When I took a leasurely walk this morning I admired the beautiful snow capped peaks of the mountains all around. This time of year people either talk about how they are glad that the snow is not yet impacting traffic or they wish for the fluffy stuff in anticipation of time spent crunching through a white wonderland, skiing, sledding, building snow figures or digging tunnels and piles. Scientifically, snow is nothing more than rain forced into its crystalline form by low temperatures in the clouds and the air it falls through.
There is a snow that is not made out of water, but falls in the water: it is called marine snow. Like real snow marine snow is also a seasonal occurrence, but it is most commonly associated with seasons of high surface water productivity. Marine snow is composed of various chunks and pieces of marine algae and pieces of dead plankton animals, as well as their fecal matter clumped together to form the “snowflakes” which, because of their size and density start sinking to the bottom. Some phytoplankton, plant-like photosynthetic cells that live near the sunlit surface and some of the gelatinous zooplankton organisms like salps and jellies secrete a sugary mucus, that provides the glue to form the marine snow. Seen under the microscope marine snow looks like the ocean’s equivalent of dust bunnies: everything from dirt particles, hairs, antennae, pieces of the discarded exoskeletons of various small crustaceans, pieces of diatoms and seaweeds, dust and any plant pollen that the wind may have carried onto the ocean.
This description of marine snow reminds me very much of the stuff that sticks to the sponge when I clean around the house: everything that exists only for the purpose of being cleaned and washed away. Nature of course has much better ways of dealing with the ocean’s dust bunnies and nothing is ever wasted. Marine snow is actually the food base for a multitude of organisms that live in the largest ecosystem we have on earth: the abyssal plains, the vast expanses of deep sea floor that stretch along most of the ocean’s basins. There, where sunlight never reaches, food is scarce. For many years, we thought that there could not be any life in those dark and inhospitable environments. However, the more we learn about the deep sea the more life forms we find. For many of those bottom dwellers the table gets set when the marine snow begins to fall. Packed with organic sugars and proteins, and spicked with bacteria marine snow provides sustenance for animals living in and on the bottom sediment.

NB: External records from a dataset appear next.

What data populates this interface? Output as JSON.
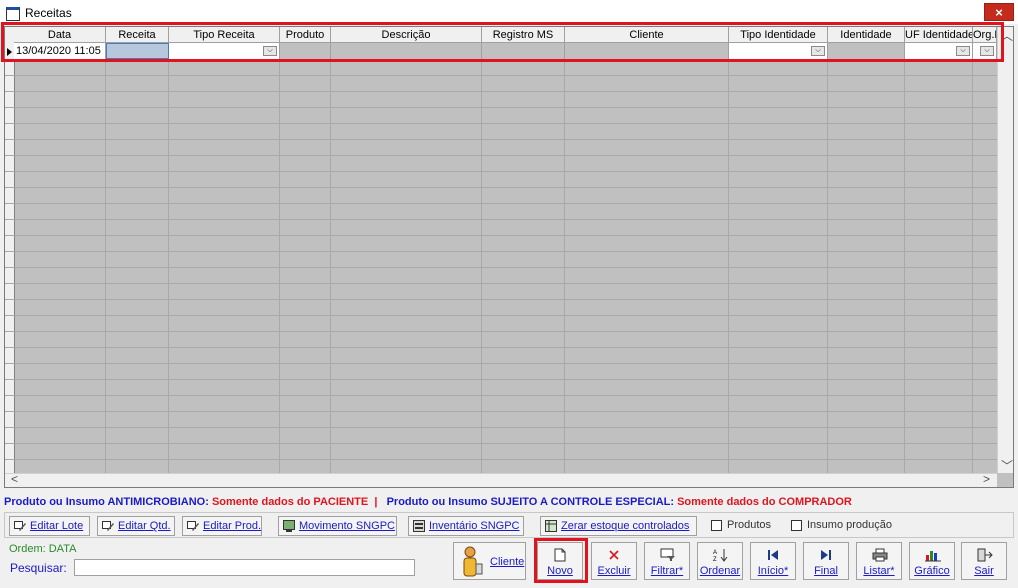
{
  "window": {
    "title": "Receitas",
    "close": "×"
  },
  "grid": {
    "columns": [
      "Data",
      "Receita",
      "Tipo Receita",
      "Produto",
      "Descrição",
      "Registro MS",
      "Cliente",
      "Tipo Identidade",
      "Identidade",
      "UF Identidade",
      "Org.E"
    ],
    "row": {
      "data": "13/04/2020 11:05",
      "receita": "",
      "tipo_receita": "",
      "produto": "",
      "descricao": "",
      "registro_ms": "",
      "cliente": "",
      "tipo_identidade": "",
      "identidade": "",
      "uf_identidade": "",
      "org": ""
    }
  },
  "info": {
    "part1": "Produto ou  Insumo ANTIMICROBIANO:",
    "part2": " Somente dados do PACIENTE",
    "sep": "  |  ",
    "part3": " Produto ou  Insumo SUJEITO A CONTROLE ESPECIAL:",
    "part4": " Somente dados do COMPRADOR"
  },
  "toolbar": {
    "editar_lote": "Editar Lote",
    "editar_qtd": "Editar Qtd.",
    "editar_prod": "Editar Prod.",
    "movimento": "Movimento SNGPC",
    "inventario": "Inventário SNGPC",
    "zerar": "Zerar estoque controlados",
    "produtos": "Produtos",
    "insumo": "Insumo produção"
  },
  "footer": {
    "ordem": "Ordem: DATA",
    "pesquisar_label": "Pesquisar:",
    "pesquisar_value": ""
  },
  "buttons": {
    "cliente": "Cliente",
    "novo": "Novo",
    "excluir": "Excluir",
    "filtrar": "Filtrar*",
    "ordenar": "Ordenar",
    "inicio": "Início*",
    "final": "Final",
    "listar": "Listar*",
    "grafico": "Gráfico",
    "sair": "Sair"
  }
}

When I was in College in Germany I had a summer job as a research diver assisting in marine collections and miscellaneous underwater projects for a Biological Station in the North Sea. I remember one assignment with a film crew that came to film marine snow and study it. Today, I can just read about it on Wikipedia or a more sophisticated government website, but it is kind of cool to remember when researchers were still puzzled by the phenomenon and needed to go to great length to learn about it all.
Let the bottom dwellers in the ocean wait for marine snow to gain a few calories to get them through the winter. In the meantime I will wait for the white crystals, so I can get out my skis, burn off some calories and enjoy the invigorating cool fluff.